In 1983, Brown & Williamson reported to the Federal Trade Commission that it spent a total of $85,000 in the “testimonials and endorsements” category that the FTC then used to monitor product placement.
Note 1 | Brown & Williamson's 1983 internal audit of its product placement program summarizes retainer payments to Associated Film Promotions (AFP) and "special" payments purportedly delivered to producers, actors, prop masters, and others in the film industry.
In-kind payments, including cars worth $160,000 allegedly given to Sylvester Stallone, Clint Eastwood, and Paul Newman, are detailed in Brown & Williamson's audit worksheet. In a letter, Brown & Williamson terminated AFP’s product placement activities as of March 1984.
Note 2 | AFP proposed that $70,000 be paid to the movie Tempest, starring John Cassavetes and Gina Rowland; Brown & Williamson made the payment.

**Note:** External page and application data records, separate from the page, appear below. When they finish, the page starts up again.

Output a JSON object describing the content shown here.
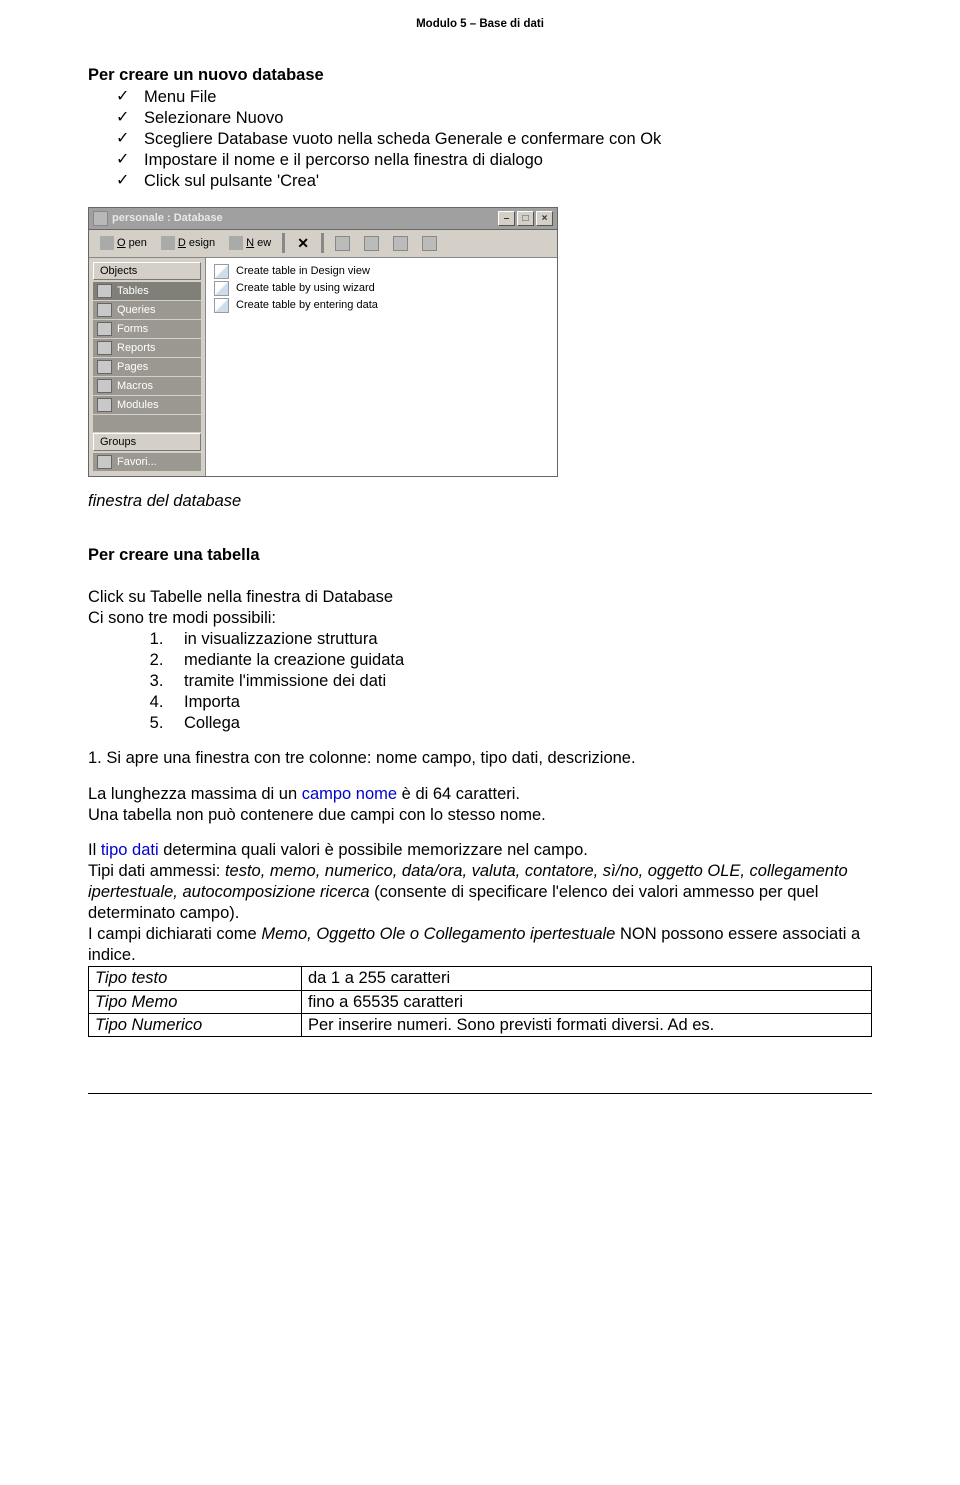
{
  "header": {
    "module_title": "Modulo 5 – Base di dati"
  },
  "section1": {
    "heading": "Per creare un nuovo database",
    "steps": [
      "Menu File",
      "Selezionare Nuovo",
      "Scegliere Database vuoto nella scheda Generale e confermare con Ok",
      "Impostare il nome e il percorso nella finestra di dialogo",
      "Click sul pulsante  'Crea'"
    ]
  },
  "mock": {
    "title": "personale : Database",
    "toolbar": {
      "open": "Open",
      "design": "Design",
      "new": "New"
    },
    "sidebar": {
      "objects_label": "Objects",
      "items": [
        "Tables",
        "Queries",
        "Forms",
        "Reports",
        "Pages",
        "Macros",
        "Modules"
      ],
      "groups_label": "Groups",
      "favorites": "Favori..."
    },
    "list_items": [
      "Create table in Design view",
      "Create table by using wizard",
      "Create table by entering data"
    ]
  },
  "caption1": "finestra del database",
  "section2": {
    "heading": "Per creare una tabella",
    "intro_line1": "Click su Tabelle nella finestra di Database",
    "intro_line2": "Ci sono tre modi possibili:",
    "steps": [
      "in visualizzazione struttura",
      "mediante la creazione guidata",
      "tramite l'immissione dei dati",
      "Importa",
      "Collega"
    ]
  },
  "paragraphs": {
    "p1": "1. Si apre una finestra con tre colonne: nome campo, tipo dati, descrizione.",
    "p2_a": "La lunghezza massima di un ",
    "p2_b": "campo nome",
    "p2_c": " è di 64 caratteri.",
    "p3": "Una tabella non può contenere due campi con lo stesso nome.",
    "p4_a": "Il ",
    "p4_b": "tipo dati",
    "p4_c": " determina quali valori è possibile memorizzare nel campo.",
    "p5_a": "Tipi dati ammessi: ",
    "p5_b": "testo, memo, numerico, data/ora, valuta, contatore, sì/no, oggetto OLE, collegamento ipertestuale, autocomposizione ricerca",
    "p5_c": " (consente di specificare l'elenco dei valori ammesso per quel determinato campo).",
    "p6_a": "I campi dichiarati come ",
    "p6_b": "Memo, Oggetto Ole o Collegamento ipertestuale",
    "p6_c": " NON possono essere associati a indice."
  },
  "type_table": {
    "rows": [
      {
        "type": "Tipo testo",
        "desc": "da 1 a 255 caratteri"
      },
      {
        "type": "Tipo Memo",
        "desc": "fino a 65535 caratteri"
      },
      {
        "type": "Tipo Numerico",
        "desc": "Per inserire numeri. Sono previsti formati diversi. Ad es."
      }
    ]
  }
}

Disappointed in the results, Brown & Williamson discussed “make-goods.”
Despite other problems uncovered in its 1983 product placement audit, Brown & Williamson's follow-up memorandum outlines how the program might be continued: “Where a star actually smokes our brands in a manner clearly visible to viewers and our presence in the movie is more apparent,” for example, the tobacco company considers payments of $100,000-$250,000 per movie.
With RJ Reynolds, Brown & Williamson merged into Reynolds American in 1994. British American Tobacco owns a 42 percent stake in that company, which acquired Lorillard in 2015.